# [EXERCISE PROMPT]
The expected answer is a copy of every line in the listing that has the word "recharge".
----- INFORMATION PROVIDED -----
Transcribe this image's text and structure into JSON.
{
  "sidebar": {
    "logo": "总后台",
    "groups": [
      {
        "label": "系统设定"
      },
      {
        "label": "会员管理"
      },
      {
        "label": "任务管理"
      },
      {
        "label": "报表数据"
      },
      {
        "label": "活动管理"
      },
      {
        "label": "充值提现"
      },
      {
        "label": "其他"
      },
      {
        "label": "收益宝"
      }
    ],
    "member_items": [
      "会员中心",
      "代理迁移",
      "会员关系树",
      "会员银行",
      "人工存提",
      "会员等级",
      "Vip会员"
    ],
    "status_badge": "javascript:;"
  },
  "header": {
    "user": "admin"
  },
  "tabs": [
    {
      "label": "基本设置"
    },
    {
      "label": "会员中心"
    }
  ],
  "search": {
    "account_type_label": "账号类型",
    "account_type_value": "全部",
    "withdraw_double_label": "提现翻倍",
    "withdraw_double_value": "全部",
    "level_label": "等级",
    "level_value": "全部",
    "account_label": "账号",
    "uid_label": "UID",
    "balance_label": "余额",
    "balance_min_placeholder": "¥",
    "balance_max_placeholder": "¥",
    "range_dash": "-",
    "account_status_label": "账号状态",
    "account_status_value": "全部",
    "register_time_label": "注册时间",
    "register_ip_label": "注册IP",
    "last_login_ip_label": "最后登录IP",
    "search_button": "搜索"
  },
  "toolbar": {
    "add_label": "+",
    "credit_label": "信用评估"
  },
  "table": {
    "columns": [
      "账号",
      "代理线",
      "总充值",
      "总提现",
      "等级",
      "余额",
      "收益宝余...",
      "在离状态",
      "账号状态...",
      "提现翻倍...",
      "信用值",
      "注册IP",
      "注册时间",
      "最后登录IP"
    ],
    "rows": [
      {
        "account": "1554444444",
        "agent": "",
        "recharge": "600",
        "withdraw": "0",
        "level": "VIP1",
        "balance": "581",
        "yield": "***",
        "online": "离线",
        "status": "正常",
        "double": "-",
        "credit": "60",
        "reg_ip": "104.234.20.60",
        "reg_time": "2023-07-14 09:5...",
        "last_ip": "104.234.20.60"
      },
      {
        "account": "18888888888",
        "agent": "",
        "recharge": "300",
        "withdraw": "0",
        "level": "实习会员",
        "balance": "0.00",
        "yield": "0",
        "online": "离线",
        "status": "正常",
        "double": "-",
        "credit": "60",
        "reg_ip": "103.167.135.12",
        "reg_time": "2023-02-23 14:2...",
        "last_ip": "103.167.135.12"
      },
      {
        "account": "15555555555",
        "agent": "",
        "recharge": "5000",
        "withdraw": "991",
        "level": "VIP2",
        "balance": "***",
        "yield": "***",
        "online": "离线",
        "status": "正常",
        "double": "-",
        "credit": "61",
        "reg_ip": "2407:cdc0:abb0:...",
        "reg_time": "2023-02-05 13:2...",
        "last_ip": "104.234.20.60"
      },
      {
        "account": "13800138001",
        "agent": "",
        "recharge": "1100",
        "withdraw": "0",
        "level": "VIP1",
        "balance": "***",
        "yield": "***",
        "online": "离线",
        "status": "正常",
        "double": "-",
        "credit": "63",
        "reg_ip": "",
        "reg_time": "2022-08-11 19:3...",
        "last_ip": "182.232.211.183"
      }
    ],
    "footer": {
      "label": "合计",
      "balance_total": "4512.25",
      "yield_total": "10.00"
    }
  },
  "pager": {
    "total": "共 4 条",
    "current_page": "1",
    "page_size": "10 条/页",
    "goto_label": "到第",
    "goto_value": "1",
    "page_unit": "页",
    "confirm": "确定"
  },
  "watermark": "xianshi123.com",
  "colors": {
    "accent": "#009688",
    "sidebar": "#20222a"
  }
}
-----
# [SOLUTION TO THIS EXERCISE]
        "recharge": "600",
        "recharge": "300",
        "recharge": "5000",
        "recharge": "1100",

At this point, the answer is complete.